:: Extracted entries

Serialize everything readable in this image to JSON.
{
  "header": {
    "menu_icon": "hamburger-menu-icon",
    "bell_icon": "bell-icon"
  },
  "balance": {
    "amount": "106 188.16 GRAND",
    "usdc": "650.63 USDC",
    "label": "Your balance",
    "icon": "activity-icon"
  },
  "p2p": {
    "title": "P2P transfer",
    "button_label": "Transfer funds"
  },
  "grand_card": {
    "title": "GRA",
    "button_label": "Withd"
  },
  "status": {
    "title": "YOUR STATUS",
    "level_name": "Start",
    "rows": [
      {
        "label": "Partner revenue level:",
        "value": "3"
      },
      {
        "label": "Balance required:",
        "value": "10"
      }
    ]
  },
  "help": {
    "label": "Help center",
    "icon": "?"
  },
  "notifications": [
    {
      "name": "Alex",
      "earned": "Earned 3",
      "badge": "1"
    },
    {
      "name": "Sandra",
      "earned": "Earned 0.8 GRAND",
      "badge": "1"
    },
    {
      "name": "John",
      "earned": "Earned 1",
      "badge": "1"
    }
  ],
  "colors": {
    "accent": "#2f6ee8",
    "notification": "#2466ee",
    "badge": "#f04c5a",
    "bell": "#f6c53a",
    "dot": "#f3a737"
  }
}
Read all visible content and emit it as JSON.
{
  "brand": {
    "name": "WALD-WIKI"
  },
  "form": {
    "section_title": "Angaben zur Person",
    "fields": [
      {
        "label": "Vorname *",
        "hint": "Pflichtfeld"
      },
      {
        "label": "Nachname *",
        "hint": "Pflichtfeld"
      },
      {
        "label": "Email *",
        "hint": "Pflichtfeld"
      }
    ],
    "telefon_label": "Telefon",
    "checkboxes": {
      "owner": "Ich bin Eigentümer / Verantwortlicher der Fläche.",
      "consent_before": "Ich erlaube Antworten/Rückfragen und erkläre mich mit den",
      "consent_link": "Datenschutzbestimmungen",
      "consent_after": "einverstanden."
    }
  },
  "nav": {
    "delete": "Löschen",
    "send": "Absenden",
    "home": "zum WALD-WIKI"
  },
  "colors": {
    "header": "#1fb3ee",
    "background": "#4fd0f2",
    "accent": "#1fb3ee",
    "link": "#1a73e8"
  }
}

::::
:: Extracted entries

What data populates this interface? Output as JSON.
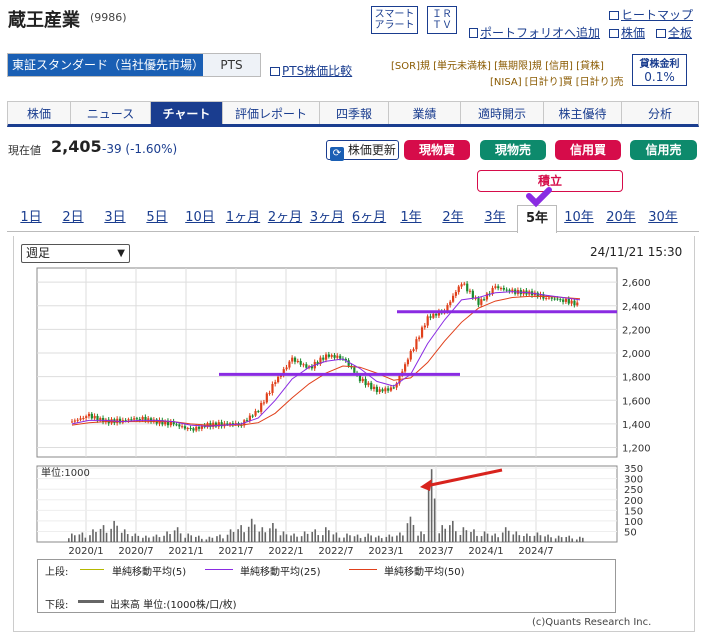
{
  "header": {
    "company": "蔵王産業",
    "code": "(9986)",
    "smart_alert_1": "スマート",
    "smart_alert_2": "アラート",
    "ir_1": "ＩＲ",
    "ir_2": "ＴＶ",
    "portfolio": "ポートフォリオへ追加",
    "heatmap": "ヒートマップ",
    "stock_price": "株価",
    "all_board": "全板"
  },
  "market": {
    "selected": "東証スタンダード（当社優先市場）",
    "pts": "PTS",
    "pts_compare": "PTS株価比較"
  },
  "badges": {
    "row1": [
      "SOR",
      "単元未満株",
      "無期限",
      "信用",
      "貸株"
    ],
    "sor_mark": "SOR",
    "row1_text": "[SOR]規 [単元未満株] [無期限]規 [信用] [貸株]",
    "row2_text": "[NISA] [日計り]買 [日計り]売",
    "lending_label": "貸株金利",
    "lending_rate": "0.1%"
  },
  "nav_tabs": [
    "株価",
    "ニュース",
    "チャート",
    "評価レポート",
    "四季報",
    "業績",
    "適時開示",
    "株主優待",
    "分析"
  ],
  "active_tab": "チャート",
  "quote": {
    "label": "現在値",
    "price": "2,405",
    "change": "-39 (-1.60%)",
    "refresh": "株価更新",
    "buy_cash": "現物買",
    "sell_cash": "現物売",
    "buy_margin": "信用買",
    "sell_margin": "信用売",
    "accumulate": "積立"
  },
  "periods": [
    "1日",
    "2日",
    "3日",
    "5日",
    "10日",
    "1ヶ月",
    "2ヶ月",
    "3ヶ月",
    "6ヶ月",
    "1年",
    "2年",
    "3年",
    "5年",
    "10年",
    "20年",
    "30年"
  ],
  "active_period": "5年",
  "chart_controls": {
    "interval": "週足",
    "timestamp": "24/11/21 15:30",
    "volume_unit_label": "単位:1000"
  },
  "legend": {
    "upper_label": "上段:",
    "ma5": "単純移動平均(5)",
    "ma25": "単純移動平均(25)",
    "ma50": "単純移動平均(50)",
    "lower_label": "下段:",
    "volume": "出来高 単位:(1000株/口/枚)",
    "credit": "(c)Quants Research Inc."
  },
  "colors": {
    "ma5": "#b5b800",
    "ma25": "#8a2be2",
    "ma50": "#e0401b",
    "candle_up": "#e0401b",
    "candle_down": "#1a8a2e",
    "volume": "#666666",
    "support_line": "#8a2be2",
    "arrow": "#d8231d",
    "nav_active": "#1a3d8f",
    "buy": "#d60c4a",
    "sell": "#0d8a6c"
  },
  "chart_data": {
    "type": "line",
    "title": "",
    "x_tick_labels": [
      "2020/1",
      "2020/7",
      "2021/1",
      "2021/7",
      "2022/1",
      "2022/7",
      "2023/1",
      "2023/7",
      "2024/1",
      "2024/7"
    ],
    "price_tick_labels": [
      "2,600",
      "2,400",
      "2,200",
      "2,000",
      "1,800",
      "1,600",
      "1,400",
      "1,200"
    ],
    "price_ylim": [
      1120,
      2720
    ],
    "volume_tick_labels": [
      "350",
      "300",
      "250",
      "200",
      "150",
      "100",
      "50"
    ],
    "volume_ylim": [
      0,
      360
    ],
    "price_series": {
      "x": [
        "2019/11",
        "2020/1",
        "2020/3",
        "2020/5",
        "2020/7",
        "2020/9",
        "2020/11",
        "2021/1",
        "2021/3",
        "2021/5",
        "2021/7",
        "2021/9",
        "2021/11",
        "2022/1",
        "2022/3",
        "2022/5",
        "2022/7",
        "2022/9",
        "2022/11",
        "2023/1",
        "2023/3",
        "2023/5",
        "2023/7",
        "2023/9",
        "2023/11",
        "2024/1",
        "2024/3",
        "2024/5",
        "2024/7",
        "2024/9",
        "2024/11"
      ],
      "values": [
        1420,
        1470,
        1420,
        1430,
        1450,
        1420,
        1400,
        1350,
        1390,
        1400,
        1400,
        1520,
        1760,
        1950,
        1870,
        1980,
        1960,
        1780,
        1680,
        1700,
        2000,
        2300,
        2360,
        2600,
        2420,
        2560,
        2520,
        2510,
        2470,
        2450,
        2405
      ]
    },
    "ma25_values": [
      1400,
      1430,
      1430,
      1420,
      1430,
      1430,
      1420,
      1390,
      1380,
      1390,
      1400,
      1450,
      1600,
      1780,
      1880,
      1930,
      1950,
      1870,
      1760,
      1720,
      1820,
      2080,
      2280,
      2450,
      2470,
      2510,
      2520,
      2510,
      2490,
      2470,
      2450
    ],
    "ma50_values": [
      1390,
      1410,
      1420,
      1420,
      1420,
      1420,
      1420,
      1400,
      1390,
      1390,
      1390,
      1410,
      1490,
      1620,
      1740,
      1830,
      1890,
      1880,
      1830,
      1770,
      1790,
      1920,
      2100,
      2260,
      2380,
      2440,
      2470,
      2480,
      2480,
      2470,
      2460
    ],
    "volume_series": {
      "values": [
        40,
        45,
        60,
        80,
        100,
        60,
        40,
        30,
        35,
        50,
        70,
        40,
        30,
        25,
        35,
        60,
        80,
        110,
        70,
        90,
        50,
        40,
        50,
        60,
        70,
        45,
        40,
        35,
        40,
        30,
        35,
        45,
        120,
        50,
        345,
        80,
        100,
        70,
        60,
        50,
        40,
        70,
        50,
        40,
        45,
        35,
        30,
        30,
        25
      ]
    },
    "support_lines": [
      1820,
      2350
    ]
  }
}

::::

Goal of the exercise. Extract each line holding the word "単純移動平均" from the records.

Response to the exercise.
    "ma5": "単純移動平均(5)",
    "ma25": "単純移動平均(25)",
    "ma50": "単純移動平均(50)",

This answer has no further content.